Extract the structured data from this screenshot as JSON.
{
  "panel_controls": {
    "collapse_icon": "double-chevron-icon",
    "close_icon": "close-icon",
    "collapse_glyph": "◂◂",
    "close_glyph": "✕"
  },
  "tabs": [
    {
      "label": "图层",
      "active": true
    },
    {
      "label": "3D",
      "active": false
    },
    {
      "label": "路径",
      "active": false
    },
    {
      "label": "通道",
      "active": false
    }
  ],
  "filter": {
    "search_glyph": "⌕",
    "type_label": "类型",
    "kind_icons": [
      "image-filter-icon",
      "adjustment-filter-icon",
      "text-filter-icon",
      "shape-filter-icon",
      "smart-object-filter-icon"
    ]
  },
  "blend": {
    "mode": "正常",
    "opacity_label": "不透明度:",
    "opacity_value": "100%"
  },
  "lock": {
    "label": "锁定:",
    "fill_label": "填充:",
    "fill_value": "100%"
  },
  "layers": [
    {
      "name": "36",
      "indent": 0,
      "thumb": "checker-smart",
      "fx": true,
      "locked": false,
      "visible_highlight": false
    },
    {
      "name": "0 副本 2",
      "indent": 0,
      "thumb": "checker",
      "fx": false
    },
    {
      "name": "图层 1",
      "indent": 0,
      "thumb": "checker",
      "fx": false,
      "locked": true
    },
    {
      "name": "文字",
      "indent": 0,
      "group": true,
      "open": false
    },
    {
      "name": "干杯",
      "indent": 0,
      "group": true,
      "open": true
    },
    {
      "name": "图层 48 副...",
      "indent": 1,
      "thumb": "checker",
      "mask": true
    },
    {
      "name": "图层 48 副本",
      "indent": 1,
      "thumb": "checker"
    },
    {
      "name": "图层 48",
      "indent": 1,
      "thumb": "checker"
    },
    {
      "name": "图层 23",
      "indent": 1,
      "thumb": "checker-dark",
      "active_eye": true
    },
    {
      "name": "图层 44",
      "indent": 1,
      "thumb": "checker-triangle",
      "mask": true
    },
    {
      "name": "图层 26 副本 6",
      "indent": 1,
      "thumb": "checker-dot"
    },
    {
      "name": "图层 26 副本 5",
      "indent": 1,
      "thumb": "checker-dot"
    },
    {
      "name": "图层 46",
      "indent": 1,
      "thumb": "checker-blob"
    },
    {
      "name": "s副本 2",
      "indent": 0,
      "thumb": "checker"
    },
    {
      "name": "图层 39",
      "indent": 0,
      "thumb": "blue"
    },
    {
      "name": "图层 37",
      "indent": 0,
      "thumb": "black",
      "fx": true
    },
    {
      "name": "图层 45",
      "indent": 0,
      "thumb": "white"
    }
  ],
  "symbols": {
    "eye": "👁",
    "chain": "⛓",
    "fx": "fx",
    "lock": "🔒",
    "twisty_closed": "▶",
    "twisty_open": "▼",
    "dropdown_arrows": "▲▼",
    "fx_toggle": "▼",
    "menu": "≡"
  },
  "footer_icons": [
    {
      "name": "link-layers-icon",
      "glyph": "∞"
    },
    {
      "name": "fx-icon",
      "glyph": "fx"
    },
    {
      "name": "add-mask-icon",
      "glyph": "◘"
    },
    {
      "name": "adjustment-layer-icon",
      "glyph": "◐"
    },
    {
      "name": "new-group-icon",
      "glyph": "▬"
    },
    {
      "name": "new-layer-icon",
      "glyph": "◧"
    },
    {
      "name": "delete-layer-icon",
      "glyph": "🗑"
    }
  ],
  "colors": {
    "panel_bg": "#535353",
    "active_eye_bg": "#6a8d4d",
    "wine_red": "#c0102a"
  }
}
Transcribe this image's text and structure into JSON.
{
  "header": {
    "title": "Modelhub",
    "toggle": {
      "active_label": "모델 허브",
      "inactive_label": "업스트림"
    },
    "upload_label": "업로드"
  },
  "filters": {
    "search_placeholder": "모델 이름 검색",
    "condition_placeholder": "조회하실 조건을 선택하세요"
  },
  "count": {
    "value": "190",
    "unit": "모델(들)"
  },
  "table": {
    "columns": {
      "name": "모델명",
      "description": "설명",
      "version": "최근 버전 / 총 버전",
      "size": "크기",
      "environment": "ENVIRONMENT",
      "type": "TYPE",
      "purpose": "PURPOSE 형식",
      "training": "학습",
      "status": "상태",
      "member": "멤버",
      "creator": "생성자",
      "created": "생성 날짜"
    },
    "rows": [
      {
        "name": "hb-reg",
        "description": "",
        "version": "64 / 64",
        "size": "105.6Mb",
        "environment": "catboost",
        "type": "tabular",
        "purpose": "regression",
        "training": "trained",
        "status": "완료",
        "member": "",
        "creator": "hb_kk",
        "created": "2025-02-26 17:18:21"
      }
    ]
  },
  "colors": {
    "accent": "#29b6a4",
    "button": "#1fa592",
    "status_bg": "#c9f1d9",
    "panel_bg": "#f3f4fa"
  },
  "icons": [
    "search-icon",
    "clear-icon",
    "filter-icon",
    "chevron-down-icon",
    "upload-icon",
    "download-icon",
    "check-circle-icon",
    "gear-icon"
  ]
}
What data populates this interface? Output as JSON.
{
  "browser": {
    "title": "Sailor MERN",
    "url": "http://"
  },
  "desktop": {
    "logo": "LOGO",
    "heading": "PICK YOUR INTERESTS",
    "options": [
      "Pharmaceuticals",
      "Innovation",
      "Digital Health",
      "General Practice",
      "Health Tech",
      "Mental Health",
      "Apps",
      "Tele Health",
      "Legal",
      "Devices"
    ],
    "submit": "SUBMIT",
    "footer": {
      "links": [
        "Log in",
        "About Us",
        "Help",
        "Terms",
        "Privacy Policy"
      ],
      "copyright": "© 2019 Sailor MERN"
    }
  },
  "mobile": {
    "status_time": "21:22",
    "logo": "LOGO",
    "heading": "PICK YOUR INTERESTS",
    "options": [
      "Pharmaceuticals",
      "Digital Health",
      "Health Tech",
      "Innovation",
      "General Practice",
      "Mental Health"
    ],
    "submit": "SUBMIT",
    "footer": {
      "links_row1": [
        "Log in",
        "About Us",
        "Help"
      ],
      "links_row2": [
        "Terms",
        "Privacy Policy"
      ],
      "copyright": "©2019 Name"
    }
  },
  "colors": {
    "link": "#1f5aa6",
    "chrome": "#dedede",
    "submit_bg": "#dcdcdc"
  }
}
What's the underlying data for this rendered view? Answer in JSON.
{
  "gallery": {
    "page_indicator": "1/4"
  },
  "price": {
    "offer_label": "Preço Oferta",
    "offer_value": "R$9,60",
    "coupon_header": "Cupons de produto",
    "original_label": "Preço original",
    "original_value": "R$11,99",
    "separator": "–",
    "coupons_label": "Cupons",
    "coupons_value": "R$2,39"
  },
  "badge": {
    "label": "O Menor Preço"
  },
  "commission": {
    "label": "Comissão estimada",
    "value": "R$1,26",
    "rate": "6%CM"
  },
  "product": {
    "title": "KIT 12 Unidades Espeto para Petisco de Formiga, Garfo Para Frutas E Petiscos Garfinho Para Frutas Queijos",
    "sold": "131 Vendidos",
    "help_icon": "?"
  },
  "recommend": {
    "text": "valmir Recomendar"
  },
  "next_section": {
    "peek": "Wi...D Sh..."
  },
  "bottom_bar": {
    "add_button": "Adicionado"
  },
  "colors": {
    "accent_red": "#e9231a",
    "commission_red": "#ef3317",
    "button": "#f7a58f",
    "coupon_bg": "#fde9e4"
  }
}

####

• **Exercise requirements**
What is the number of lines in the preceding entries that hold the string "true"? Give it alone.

• **Answer for this exercise**
10